The city ordinance went into effect on January 1, 2014. A downloadable copy can be obtained at the link at the end of this article. The new ordinance covers spay-neuter, microchipping, vaccinations and the sale of pets in public places. Waco’s goal is obviously to ensure a dog or cat is cared for, with the owner being held responsible, should the ordinance be violated.
DOG AND CAT OWNERS
The following pertains to dogs and cats over four months old
- Spay/neuter mandatory. This goes for community cats as well, as outlined in the Waco TNR program
- Dogs and cats must be vaccinated against rabies. This is state law, and not just a local ordinance
- All owned dogs and cats must be microchipped. TNR cats are exempt
- A dog or cat may be exempt due to health issues. A veterinarian must document the pet’s medical record, and the pet owner must provide this information to law enforcement or animal control, should they be asked.
Breeders must have their pets microchipped, and must have a Health Statement issued by a veterinarian at least once every two years. This statement must include the pets microchip number.
It becomes the responsibility of the person who adopts from a breeder to obtain the documents on their new pet, as well as to transfer ownership to the microchip company.
LOW COST PROGRAMS
Residents of the City of Waco may qualify for free spay/neuter based on income or location. Residents in the 76708 zip code qualify for community cats, both outdoor and outdoor/indoor to have free TNR. This will include spay/neuter, rabies vaccine and the eartip performed during surgery. Loaner traps are provide for a refundable deposit to catch the cats needing TNR.
Other low cost options are available by calling 752-SPAY (Waco area only). Discount programs perform operations at Animal Birth Control Clinic and Crossroads Animal Clinic in Waco. Low cost programs for microchipping a pet are also available at several locations.
SELLING OF CATS AND DOGS
Dogs and cats may not be sold or given away at any roadside, parking lot, garage sale or flea market or any other public meeting area. This most likely has cut down on the number of “puppy mill” dogs taken to and sold on weekends at local flea markets.
OTHER HELPFUL INFO
The City of Waco also provides need-to-know information on issues such as tethering a dog, how to prevent having to surrender a pet, online sources to search for a lost pet, and rescue organizations willing to help rehome a pet.
What if communities who read about the City of Waco decide to follow in their footsteps? Not only will this put responsible pet ownership out there for those who want the best for their pet, it also makes it affordable.
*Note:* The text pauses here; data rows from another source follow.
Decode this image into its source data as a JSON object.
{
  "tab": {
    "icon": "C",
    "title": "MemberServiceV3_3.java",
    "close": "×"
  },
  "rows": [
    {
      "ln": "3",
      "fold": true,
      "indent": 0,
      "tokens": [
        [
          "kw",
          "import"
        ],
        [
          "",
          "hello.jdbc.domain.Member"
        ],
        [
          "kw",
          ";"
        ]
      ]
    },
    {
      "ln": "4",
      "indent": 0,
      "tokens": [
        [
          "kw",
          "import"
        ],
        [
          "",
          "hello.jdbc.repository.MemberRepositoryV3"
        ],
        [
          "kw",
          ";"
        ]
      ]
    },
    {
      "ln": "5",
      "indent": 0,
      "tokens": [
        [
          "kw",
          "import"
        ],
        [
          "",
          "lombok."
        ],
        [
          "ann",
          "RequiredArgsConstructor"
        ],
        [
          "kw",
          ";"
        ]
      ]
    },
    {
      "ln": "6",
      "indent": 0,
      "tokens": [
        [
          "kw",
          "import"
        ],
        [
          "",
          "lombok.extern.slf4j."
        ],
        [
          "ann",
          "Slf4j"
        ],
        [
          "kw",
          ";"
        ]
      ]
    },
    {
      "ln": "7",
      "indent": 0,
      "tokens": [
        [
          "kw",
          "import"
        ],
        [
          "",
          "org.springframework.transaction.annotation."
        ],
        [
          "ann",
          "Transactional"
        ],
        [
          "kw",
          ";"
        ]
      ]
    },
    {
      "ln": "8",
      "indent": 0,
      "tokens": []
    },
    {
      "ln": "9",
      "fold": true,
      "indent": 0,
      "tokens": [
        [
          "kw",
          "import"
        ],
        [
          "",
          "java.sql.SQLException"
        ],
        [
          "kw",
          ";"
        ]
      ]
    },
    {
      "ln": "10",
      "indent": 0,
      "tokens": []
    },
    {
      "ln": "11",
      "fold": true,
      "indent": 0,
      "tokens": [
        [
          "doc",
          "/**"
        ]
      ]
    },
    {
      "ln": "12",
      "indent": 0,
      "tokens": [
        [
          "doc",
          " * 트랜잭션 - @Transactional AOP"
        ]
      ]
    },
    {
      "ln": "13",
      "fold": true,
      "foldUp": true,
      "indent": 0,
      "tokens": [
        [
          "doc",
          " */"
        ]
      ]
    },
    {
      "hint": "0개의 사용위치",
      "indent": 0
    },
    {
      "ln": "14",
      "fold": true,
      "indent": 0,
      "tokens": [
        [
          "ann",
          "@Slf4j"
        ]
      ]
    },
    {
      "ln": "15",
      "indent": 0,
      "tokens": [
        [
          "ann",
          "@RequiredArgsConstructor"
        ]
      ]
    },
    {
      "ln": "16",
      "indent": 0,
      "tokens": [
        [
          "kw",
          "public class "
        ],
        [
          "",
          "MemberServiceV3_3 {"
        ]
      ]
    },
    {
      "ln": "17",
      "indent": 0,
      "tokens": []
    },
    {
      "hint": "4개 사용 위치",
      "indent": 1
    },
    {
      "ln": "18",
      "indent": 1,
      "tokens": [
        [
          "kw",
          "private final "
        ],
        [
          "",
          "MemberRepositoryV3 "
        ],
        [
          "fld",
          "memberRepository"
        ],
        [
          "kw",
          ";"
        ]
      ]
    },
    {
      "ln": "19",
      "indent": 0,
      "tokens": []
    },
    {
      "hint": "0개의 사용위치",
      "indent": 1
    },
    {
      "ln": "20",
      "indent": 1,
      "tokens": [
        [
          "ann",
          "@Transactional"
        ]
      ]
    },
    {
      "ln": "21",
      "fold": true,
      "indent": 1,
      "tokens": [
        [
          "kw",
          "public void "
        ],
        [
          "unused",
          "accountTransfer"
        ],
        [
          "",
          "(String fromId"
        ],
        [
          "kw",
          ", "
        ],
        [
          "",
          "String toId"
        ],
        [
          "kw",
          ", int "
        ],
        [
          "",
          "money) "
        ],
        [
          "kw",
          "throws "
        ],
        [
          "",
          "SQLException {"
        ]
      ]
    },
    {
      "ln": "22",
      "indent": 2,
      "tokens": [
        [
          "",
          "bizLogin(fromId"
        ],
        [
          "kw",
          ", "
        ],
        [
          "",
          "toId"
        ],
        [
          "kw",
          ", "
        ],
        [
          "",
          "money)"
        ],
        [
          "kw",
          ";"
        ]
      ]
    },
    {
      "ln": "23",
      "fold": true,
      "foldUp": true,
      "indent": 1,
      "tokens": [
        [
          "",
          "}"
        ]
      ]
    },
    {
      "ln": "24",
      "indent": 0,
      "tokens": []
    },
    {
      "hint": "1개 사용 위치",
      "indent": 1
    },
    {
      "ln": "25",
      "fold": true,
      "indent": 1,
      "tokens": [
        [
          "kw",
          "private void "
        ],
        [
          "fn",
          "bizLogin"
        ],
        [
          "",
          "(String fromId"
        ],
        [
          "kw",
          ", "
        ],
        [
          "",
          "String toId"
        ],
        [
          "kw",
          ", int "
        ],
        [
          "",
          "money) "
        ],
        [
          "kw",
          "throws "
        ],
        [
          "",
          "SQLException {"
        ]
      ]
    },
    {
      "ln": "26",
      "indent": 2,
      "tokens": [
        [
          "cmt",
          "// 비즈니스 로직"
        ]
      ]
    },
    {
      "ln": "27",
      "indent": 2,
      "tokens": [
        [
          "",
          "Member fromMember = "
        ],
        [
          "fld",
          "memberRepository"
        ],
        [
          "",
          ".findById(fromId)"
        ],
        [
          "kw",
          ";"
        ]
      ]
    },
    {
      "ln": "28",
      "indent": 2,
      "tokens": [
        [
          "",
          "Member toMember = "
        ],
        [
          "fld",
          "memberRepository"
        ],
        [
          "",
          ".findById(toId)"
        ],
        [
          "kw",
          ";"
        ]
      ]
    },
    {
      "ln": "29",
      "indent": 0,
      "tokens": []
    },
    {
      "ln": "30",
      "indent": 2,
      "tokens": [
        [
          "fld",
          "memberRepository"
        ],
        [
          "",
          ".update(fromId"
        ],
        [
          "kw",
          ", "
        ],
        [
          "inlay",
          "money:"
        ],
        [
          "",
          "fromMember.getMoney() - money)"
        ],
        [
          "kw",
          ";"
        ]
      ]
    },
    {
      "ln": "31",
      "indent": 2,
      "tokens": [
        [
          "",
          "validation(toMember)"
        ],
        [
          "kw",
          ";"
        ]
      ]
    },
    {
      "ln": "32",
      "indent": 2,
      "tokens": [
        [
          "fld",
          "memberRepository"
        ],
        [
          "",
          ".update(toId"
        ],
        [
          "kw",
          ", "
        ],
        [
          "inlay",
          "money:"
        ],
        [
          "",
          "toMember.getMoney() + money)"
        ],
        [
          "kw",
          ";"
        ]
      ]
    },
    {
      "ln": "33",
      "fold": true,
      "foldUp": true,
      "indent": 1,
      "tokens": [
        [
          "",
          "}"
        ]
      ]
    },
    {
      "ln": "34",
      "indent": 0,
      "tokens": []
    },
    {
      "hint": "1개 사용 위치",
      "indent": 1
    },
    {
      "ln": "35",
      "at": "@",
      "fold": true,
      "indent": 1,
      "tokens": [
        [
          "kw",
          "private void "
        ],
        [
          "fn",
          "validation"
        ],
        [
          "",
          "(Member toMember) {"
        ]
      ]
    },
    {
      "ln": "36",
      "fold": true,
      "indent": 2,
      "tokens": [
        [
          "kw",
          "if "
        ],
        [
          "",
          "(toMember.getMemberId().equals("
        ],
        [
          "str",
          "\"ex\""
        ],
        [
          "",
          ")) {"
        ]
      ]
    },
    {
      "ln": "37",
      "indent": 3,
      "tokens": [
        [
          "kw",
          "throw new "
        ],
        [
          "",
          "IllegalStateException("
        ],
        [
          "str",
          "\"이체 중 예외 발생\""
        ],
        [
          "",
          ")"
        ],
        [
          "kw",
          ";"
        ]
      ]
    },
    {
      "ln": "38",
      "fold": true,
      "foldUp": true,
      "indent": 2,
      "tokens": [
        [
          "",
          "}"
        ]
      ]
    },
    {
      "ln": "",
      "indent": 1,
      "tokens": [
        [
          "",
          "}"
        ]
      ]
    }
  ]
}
And helping rehome a pet, or recover a dog or cat who is lost will cut down dramatically on the number of animals killed at local shelters. TNR, which has taken a hit over the past several years, will be embraced as a viable solution to curb the stray cat population.
This would in no way create the extinction of a species or breed, because no matter how hard we try, there will always be irresponsible pet owners. This will also protect those who breed cats and dogs to improve the bloodlines.
Readers, do you think this plan is a possible alternative to the hit and miss ideas out there today? Your comments are welcome.
Downloadable copy of the ordinance, as well as information helpful to dog and cat owners can be found here.